Whole-Life Checklists At Work in Our Family
If you have been parenting for a while, you are undoubtedly already guessing what I will tell you next – that the checklists get processed by creative minds, children who are constantly thinking about how best to work the lists to their own advantage! This week our oldest, who is supposed to do 4 lessons in Teaching Textbooks math every week, decided to skip it on Wednesday because he already had 2 lessons done and he still had Thursday and Friday to meet the requirement. To be fair to him, he has Tae Kwon Do on that day, and his brothers do not. Nevertheless, his attitude is different than that of our second child, who loves to accumulate as many checked-off boxes as he can in a given day and then have a less structured day on Friday.
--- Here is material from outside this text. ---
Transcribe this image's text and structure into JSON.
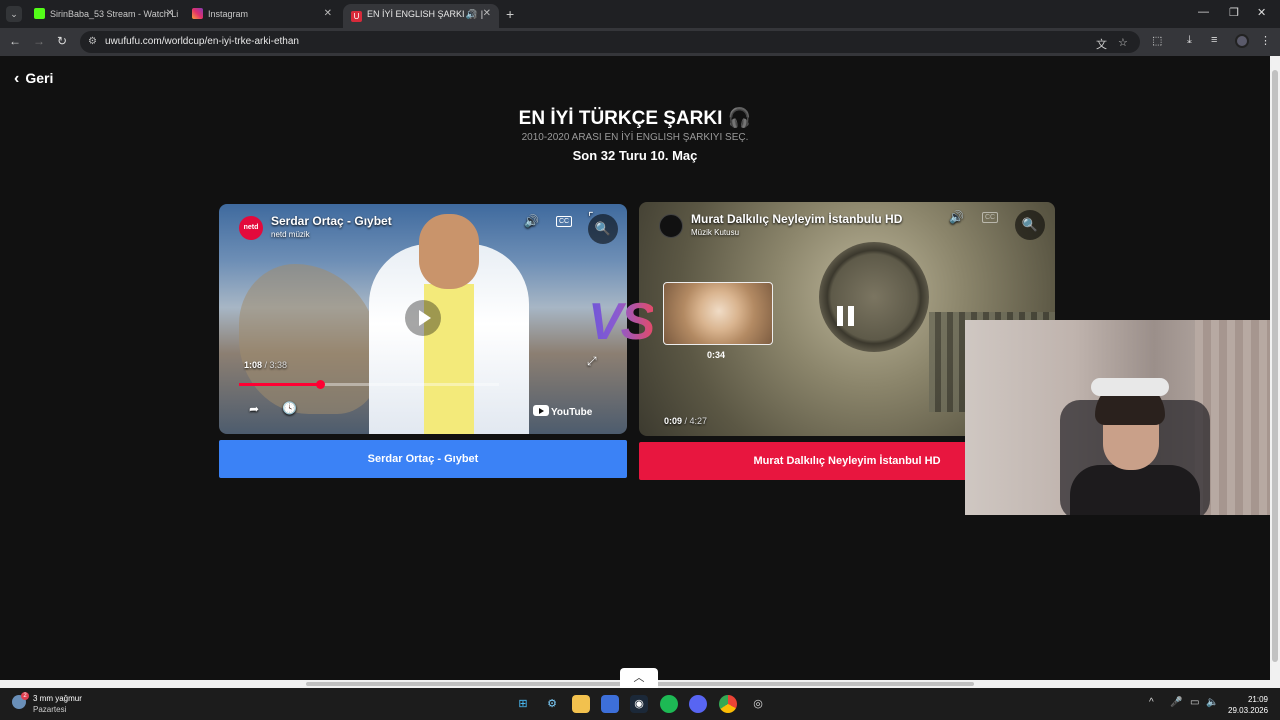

The kids also try to add things to the lists in an effort to earn more allowance. Not a week goes by without someone saying, “I think you should put X on my list, Mom, because…”. Naturally, some things will never make it onto a daily checklist – we’re not going to give them allowance just for eating breakfast and checking it off a list! But I do have “getting dressed” on their lists, at least for the moment, because, at least for this homeschooling family, it is otherwise too tempting to have pajama day several times every week!
Although most of each child’s list stays the same from week to week (there is always math, reading, history, science, etc.), they almost always change a bit, as well. In the same way that I am always subtly refining our school content, I also have to refine the lists to reflect that content. For example, our second child is a struggling reader, so his reading assignments change slightly as we work through one set of early readers and move on to the next, or add in a new curriculum for word families. Our 4th grader is using a series of books from Edcon Publishers which focus on reading comprehension, and as he finishes one, the next one gets filled in on the chart. Sometimes the chart alterations come from change in non-school factors, as well, such as the end of a sport’s season or implementing a new family exercise time.
The purposes for our checklist system were initially and primarily twofold: first, to keep our daily homeschool assignments better organized and visible to both the kids and to me, and second, to maintain a written record of each assignment accomplished in a given week. But they have turned into our “whole life” lists, helping our family focus on goals and good stewardship of our time. They have also taken some pressure off of me to manage everybody all day long. The charts are – for us, for this point in time – a step toward more child responsibility in appropriate areas, and hopefully this is laying the foundation or good habits for them for the future when they have more responsibilities. The best news is that the kids have been successfully using these lists for 10 weeks, and they are making a positive difference for our family.